Mischief Making: A l-u-v Story
Before I became a M.I.L.F., I was totally a prankster (not/never to be confused with hipster). These two things are related, and I aim to show you how.
Many people believe that the true testimonial to successful Practical Joking is the length in which the jokester is able to keep a straight face. I have to admit; I see their point. For me, though, practical joking is fun for the same reason themed parties and Lamaze classes are: I’m a planner. The events themselves aren’t all that fun, unless they involve supreme doses of sozzling, something my job didn’t usually include, even though it’s taken many a happy hour to move on. No, planning the jokes was pretty much the fun of it for me.
This could be why most of my practical jokes didn’t go down in history, because no one, with the exception of my co-conspirator whose name I can’t mention for fear of repercussion, ever found out about them (see above paragraph). Although, there was that close call with the pink paint in the alley. Late into the game, though, I discovered that planning jokes could be more beneficial when said joke was actually carried out. This, I credit to my husband, whom I soon discovered was one of those gullible types.
When McKnight and I first met, there were numerous reasons for us not to date, none of which I’ll share with you here. (We’re still working those out in therapy.) There were, however, *no* good reasons we could come up with to not be friends. This worked for me in several ways, not the least of which was that I had a new “subject” to “torture,” ala High School rogue flirting methods, circa 1994.
***We interrupt this endearing chronicle with a brief message about life & love. A good way to find out if someone has the same humor as you: play practical jokes on them at work, where they (should?) long to be taken seriously. Now, back to our regularly scheduled manifesto.***

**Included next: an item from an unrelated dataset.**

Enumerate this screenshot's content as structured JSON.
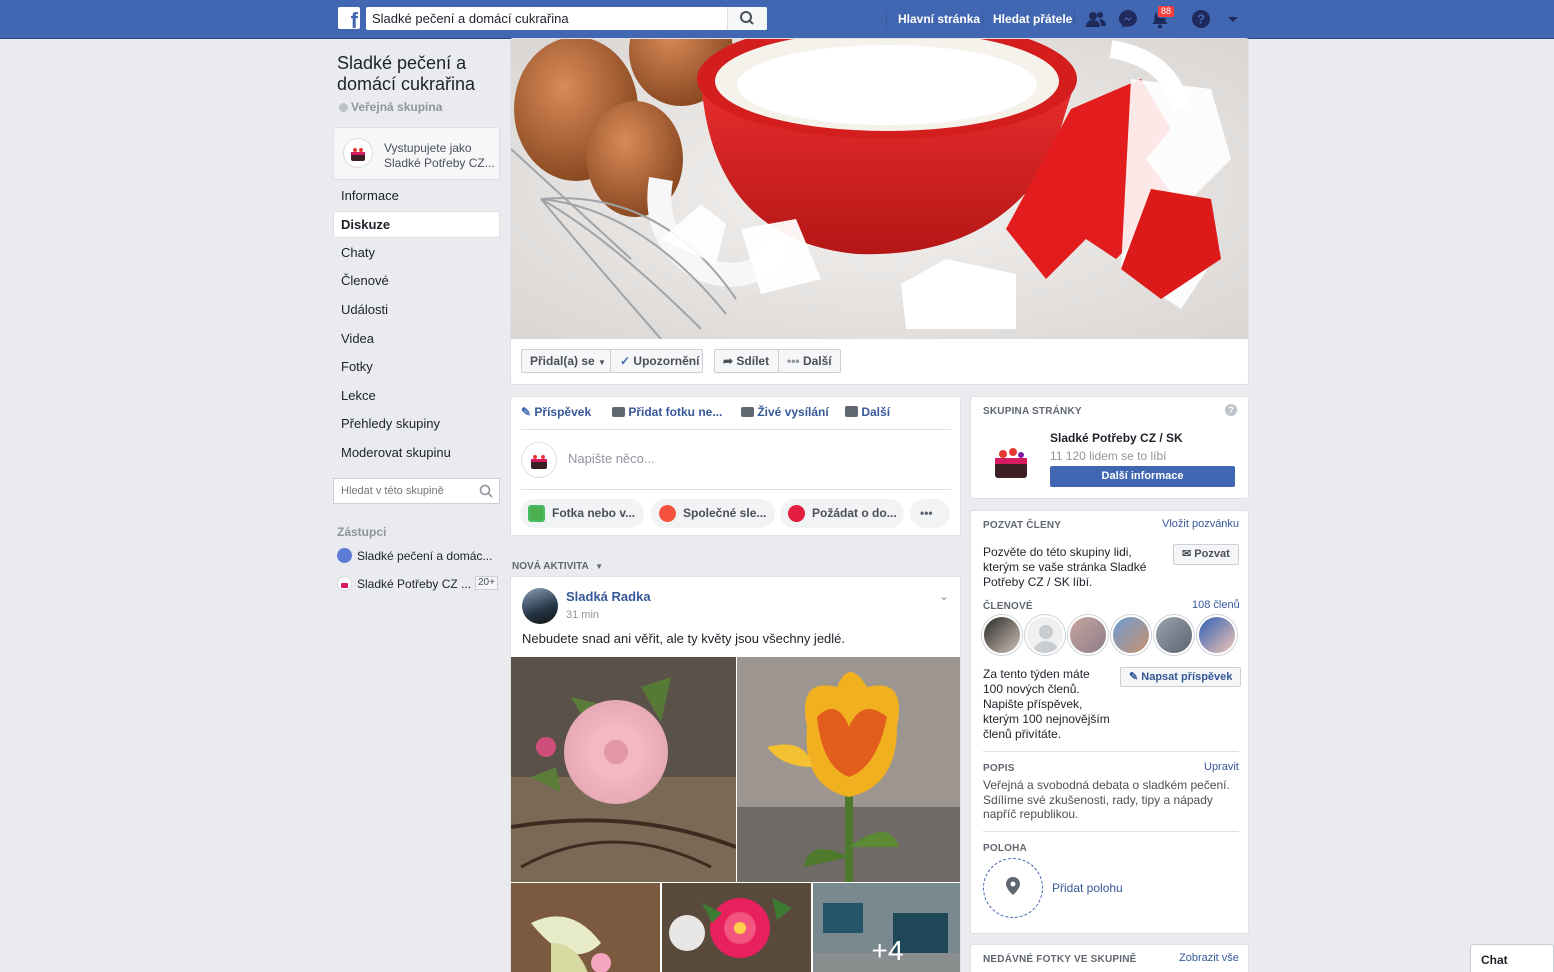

I spent many hours designing my hoaxes-to-be. Much like Ayn Rand’s definition of art, my jokes were meant to lend meaningful existence to an otherwise useless day. My favorite of these was hiding poor McKnight’s sugary breakfast-cereal-of-choice and replacing it with FiberOne. I had done my due diligence by previously instilling in him a Twilight Zone level of paranoia that our cleaning company’s employees couldn’t really be trusted, and he took the joke completely out of my hands by actually believing that I didn’t have his cereal hidden in my desk drawer. I can’t say it didn’t make me jump with glee to find out that even ridiculously obvious tomfoolery could be fun, given the right recipient.
The other important factor for a joke to live past its prime, regardless of originality or creativity, is Audience. For some reason, there was a woman at our work who was obsessed with the “treats” I would leave at McKnight’s desk. She just couldn’t figure out why such a nice looking young man (he reminded her of her son, no doubt!) would have two hot pink surgical gloves full of variously shaped yellow highlighters hanging on his cubicle wall. A disturbing sight, for sure. But so was her helmet hair induced by too much hairspray, which I definitely did not gawk at in the same way.
Practical jokes soon turned into private ones, as we shoved our skeletons back into the closet or, in some cases, watched them grow so big that they no longer really mattered, until, before long, we were the only ones that really got the joke. While he became as fond of me as he’d previously been of just my attention, I learned that the best kinds of surprises aren’t the ones you’ve pre-thought out and way over-analyzed in your head.
In short, we fell for each other, as innocently as one suckered into a senseless prank. I guess we were easy marks: an under-appreciated guy and a sedulously capricious girl, with just enough sense in between them to be bamboozled by love.